***** The data

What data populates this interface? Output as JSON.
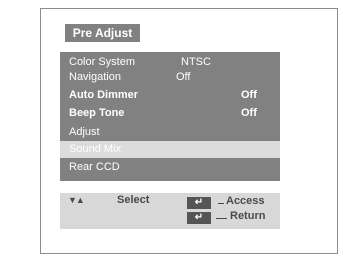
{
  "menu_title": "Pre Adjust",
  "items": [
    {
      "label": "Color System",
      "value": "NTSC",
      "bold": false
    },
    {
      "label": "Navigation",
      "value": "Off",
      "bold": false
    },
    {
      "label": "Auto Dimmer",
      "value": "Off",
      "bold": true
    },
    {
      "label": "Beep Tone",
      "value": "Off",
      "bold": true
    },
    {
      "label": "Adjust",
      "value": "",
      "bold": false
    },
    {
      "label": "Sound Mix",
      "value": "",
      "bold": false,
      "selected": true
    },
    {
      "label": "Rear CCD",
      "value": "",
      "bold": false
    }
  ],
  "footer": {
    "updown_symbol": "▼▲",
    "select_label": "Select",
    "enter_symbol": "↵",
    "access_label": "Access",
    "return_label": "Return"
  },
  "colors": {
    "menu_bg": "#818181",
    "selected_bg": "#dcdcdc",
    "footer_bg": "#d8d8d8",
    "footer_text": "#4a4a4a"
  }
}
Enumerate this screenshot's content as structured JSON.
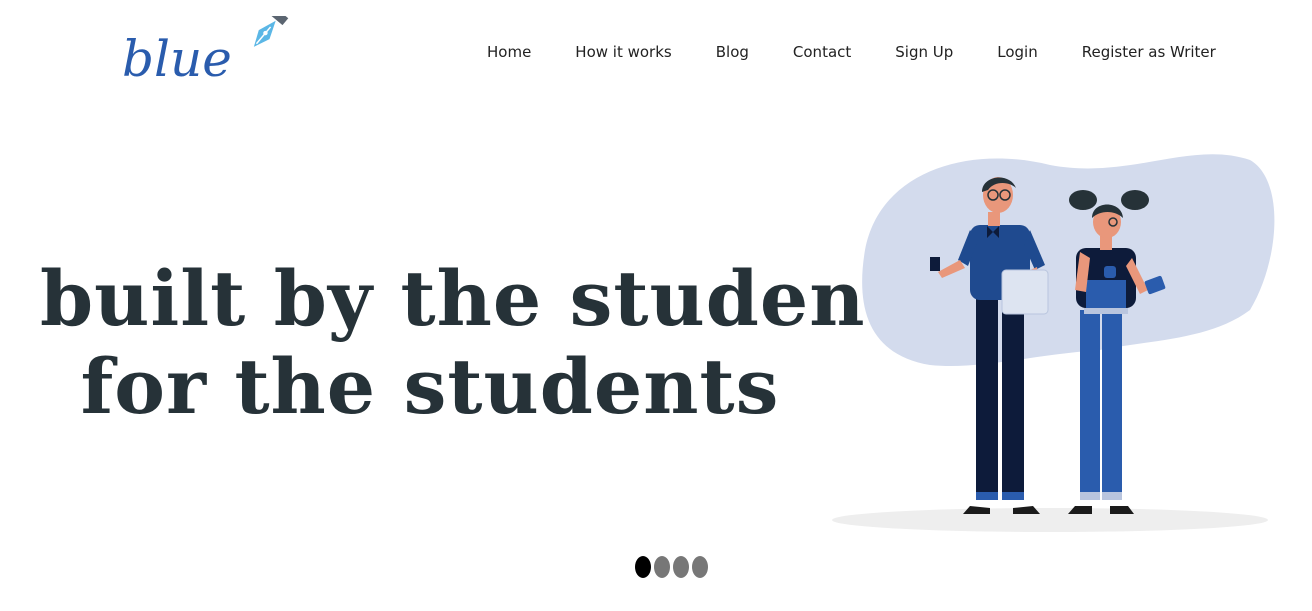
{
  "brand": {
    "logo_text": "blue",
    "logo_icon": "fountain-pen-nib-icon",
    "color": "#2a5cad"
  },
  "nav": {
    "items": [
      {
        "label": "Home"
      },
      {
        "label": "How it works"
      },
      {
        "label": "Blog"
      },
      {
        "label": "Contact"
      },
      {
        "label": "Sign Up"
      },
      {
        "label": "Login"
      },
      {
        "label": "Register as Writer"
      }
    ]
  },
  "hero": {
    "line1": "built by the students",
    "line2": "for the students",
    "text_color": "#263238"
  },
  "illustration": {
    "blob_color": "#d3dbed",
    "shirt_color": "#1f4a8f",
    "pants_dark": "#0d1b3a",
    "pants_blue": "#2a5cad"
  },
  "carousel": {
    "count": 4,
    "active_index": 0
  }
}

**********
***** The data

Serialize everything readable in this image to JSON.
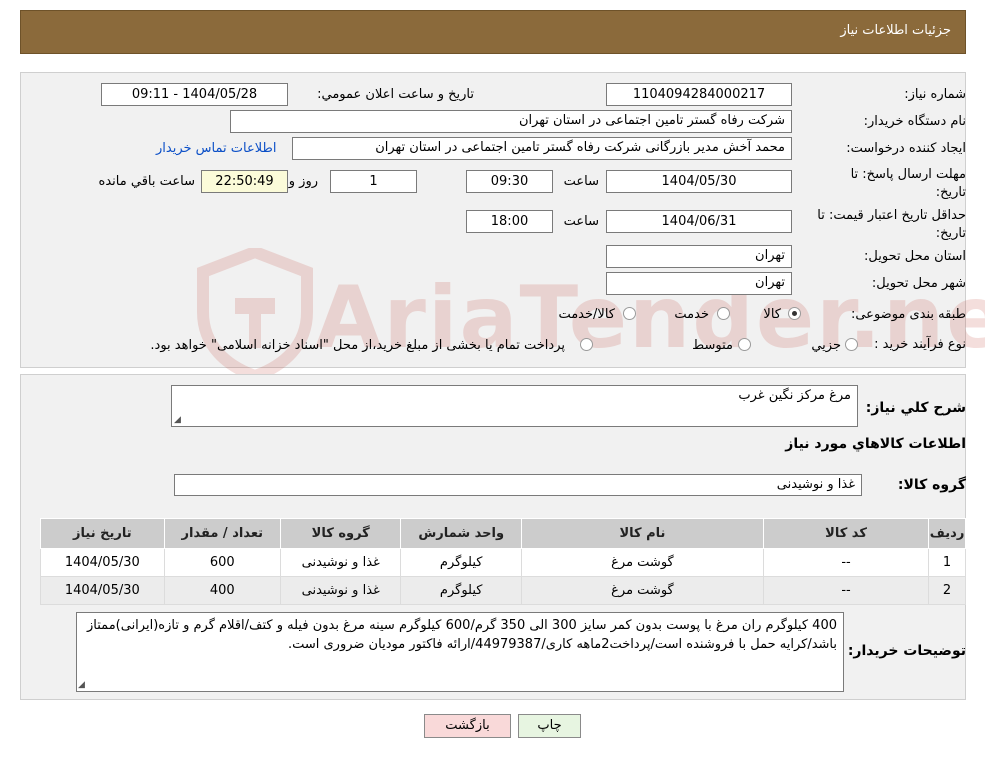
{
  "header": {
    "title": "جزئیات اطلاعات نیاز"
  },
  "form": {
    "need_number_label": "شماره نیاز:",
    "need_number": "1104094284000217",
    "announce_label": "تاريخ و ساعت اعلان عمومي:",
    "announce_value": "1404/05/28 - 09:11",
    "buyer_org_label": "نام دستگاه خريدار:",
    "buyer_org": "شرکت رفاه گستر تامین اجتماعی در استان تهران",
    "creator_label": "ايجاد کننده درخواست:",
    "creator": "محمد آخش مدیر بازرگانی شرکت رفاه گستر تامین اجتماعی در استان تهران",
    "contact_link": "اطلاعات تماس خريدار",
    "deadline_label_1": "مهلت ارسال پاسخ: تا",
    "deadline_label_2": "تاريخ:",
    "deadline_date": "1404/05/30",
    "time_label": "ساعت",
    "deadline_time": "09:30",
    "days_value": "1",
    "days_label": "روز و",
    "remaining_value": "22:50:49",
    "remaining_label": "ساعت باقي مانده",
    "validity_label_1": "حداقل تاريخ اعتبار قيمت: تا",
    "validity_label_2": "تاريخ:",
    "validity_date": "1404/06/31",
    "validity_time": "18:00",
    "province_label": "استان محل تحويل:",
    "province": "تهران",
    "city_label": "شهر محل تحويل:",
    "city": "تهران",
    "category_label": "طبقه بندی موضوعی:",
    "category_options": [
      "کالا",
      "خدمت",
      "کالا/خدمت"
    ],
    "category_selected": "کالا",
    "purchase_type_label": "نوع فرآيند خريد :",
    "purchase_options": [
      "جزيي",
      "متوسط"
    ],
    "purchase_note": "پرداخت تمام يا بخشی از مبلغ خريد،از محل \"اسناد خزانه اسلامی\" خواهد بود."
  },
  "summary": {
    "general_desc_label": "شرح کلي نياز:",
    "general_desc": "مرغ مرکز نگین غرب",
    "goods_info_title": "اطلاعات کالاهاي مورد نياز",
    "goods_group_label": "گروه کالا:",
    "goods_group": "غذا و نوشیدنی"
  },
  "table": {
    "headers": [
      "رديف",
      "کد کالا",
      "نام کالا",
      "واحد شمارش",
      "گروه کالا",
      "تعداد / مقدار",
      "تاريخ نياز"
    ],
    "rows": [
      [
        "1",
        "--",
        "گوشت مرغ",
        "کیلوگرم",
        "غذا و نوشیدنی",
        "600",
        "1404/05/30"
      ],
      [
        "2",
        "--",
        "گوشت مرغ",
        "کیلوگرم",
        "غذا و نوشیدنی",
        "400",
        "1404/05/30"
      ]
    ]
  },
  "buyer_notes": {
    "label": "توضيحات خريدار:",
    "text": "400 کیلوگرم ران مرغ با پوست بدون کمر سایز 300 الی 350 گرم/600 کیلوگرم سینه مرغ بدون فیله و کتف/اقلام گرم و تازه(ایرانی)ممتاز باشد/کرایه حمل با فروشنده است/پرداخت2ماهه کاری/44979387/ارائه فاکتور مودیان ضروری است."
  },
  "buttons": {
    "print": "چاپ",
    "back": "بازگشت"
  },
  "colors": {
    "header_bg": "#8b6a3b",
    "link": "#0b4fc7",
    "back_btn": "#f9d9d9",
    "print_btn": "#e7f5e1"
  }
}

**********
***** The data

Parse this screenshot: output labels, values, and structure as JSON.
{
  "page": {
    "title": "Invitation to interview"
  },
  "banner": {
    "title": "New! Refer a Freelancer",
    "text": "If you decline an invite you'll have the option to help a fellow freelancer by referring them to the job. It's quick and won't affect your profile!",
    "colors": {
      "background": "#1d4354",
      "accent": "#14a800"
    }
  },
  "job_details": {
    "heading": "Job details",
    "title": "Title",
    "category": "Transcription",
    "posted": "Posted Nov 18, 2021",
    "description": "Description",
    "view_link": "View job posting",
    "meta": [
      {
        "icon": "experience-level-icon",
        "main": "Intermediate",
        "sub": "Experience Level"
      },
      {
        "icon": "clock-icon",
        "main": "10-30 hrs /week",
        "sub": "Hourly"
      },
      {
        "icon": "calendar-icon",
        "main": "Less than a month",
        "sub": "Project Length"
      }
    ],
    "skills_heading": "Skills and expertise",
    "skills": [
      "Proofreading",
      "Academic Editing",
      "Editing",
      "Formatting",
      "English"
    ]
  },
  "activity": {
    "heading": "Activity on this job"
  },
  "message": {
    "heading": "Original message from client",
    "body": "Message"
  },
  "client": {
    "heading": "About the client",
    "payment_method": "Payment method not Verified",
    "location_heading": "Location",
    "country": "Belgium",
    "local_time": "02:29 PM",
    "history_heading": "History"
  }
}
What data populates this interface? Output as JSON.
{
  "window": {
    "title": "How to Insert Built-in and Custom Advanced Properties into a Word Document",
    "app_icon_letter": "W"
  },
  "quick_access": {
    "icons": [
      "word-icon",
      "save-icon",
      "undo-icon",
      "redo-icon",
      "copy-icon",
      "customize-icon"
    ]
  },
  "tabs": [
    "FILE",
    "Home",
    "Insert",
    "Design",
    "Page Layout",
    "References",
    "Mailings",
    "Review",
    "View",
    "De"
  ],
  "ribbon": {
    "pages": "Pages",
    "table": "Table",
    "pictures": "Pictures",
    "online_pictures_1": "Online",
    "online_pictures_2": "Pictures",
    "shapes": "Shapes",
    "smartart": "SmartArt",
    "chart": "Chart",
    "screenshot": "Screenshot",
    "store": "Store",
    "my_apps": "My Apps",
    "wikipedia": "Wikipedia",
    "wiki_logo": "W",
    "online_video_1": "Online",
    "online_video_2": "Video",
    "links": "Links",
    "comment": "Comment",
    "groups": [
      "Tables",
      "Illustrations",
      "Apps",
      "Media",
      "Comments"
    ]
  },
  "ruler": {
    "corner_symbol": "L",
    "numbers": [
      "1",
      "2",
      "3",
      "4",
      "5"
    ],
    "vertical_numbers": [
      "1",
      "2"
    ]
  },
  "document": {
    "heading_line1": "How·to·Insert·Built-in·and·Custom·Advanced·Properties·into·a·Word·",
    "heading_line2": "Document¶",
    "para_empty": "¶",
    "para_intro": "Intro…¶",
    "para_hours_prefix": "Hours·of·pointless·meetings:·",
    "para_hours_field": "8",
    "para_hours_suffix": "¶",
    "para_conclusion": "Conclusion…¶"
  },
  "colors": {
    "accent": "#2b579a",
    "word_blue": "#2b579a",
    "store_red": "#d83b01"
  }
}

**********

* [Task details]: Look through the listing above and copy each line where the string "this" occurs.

* [Solved exercise]:
What data populates this interface? Output as JSON.
Enumerate this screenshot's content as structured JSON.
Serialize everything readable in this image to JSON.
Parse this screenshot: output labels, values, and structure as JSON.
    "heading": "Activity on this job"
What data populates this interface? Output as JSON.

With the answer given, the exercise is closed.